## SUPPLIED DATA

+ + +

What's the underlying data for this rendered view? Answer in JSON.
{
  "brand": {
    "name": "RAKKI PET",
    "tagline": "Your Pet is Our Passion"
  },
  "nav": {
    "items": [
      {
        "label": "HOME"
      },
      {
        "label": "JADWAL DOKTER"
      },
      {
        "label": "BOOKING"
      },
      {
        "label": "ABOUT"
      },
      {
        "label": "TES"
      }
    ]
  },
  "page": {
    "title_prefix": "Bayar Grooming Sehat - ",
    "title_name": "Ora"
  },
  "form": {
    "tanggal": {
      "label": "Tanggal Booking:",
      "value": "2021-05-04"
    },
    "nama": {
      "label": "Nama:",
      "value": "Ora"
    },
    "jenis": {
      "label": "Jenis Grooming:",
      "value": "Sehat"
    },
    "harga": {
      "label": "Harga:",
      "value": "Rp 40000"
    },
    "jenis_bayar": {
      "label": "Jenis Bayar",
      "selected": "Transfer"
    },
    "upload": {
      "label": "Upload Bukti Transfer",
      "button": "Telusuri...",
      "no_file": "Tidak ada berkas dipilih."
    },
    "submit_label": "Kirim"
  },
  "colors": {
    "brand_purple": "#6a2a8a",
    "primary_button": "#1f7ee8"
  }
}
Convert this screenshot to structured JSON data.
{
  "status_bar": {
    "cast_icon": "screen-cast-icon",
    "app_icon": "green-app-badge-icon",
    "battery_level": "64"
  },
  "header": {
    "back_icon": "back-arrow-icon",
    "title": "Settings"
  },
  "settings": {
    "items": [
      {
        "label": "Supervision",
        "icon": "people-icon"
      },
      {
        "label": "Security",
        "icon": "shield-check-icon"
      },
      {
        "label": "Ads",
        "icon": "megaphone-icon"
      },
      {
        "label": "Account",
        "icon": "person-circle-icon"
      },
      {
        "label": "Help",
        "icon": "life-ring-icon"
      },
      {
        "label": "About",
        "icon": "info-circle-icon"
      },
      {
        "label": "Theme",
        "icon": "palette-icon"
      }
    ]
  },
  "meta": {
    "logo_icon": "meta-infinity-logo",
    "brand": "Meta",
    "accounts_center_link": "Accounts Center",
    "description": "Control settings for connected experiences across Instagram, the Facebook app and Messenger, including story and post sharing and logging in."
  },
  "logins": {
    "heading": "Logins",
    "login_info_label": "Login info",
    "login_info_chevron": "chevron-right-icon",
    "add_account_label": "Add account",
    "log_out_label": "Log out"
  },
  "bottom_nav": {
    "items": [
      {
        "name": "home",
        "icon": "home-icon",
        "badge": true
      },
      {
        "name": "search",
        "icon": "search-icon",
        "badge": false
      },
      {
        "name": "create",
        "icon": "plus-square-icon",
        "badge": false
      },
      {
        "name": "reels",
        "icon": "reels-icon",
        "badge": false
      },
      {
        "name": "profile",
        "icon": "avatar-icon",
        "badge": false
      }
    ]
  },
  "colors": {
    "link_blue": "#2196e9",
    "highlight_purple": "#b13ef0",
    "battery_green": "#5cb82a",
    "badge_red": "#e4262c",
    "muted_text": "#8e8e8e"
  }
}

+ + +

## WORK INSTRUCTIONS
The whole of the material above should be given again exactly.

## RESPONSE TO THE EXERCISE
What's the underlying data for this rendered view? Answer in JSON.
{
  "brand": {
    "name": "RAKKI PET",
    "tagline": "Your Pet is Our Passion"
  },
  "nav": {
    "items": [
      {
        "label": "HOME"
      },
      {
        "label": "JADWAL DOKTER"
      },
      {
        "label": "BOOKING"
      },
      {
        "label": "ABOUT"
      },
      {
        "label": "TES"
      }
    ]
  },
  "page": {
    "title_prefix": "Bayar Grooming Sehat - ",
    "title_name": "Ora"
  },
  "form": {
    "tanggal": {
      "label": "Tanggal Booking:",
      "value": "2021-05-04"
    },
    "nama": {
      "label": "Nama:",
      "value": "Ora"
    },
    "jenis": {
      "label": "Jenis Grooming:",
      "value": "Sehat"
    },
    "harga": {
      "label": "Harga:",
      "value": "Rp 40000"
    },
    "jenis_bayar": {
      "label": "Jenis Bayar",
      "selected": "Transfer"
    },
    "upload": {
      "label": "Upload Bukti Transfer",
      "button": "Telusuri...",
      "no_file": "Tidak ada berkas dipilih."
    },
    "submit_label": "Kirim"
  },
  "colors": {
    "brand_purple": "#6a2a8a",
    "primary_button": "#1f7ee8"
  }
}
Convert this screenshot to structured JSON data.
{
  "status_bar": {
    "cast_icon": "screen-cast-icon",
    "app_icon": "green-app-badge-icon",
    "battery_level": "64"
  },
  "header": {
    "back_icon": "back-arrow-icon",
    "title": "Settings"
  },
  "settings": {
    "items": [
      {
        "label": "Supervision",
        "icon": "people-icon"
      },
      {
        "label": "Security",
        "icon": "shield-check-icon"
      },
      {
        "label": "Ads",
        "icon": "megaphone-icon"
      },
      {
        "label": "Account",
        "icon": "person-circle-icon"
      },
      {
        "label": "Help",
        "icon": "life-ring-icon"
      },
      {
        "label": "About",
        "icon": "info-circle-icon"
      },
      {
        "label": "Theme",
        "icon": "palette-icon"
      }
    ]
  },
  "meta": {
    "logo_icon": "meta-infinity-logo",
    "brand": "Meta",
    "accounts_center_link": "Accounts Center",
    "description": "Control settings for connected experiences across Instagram, the Facebook app and Messenger, including story and post sharing and logging in."
  },
  "logins": {
    "heading": "Logins",
    "login_info_label": "Login info",
    "login_info_chevron": "chevron-right-icon",
    "add_account_label": "Add account",
    "log_out_label": "Log out"
  },
  "bottom_nav": {
    "items": [
      {
        "name": "home",
        "icon": "home-icon",
        "badge": true
      },
      {
        "name": "search",
        "icon": "search-icon",
        "badge": false
      },
      {
        "name": "create",
        "icon": "plus-square-icon",
        "badge": false
      },
      {
        "name": "reels",
        "icon": "reels-icon",
        "badge": false
      },
      {
        "name": "profile",
        "icon": "avatar-icon",
        "badge": false
      }
    ]
  },
  "colors": {
    "link_blue": "#2196e9",
    "highlight_purple": "#b13ef0",
    "battery_green": "#5cb82a",
    "badge_red": "#e4262c",
    "muted_text": "#8e8e8e"
  }
}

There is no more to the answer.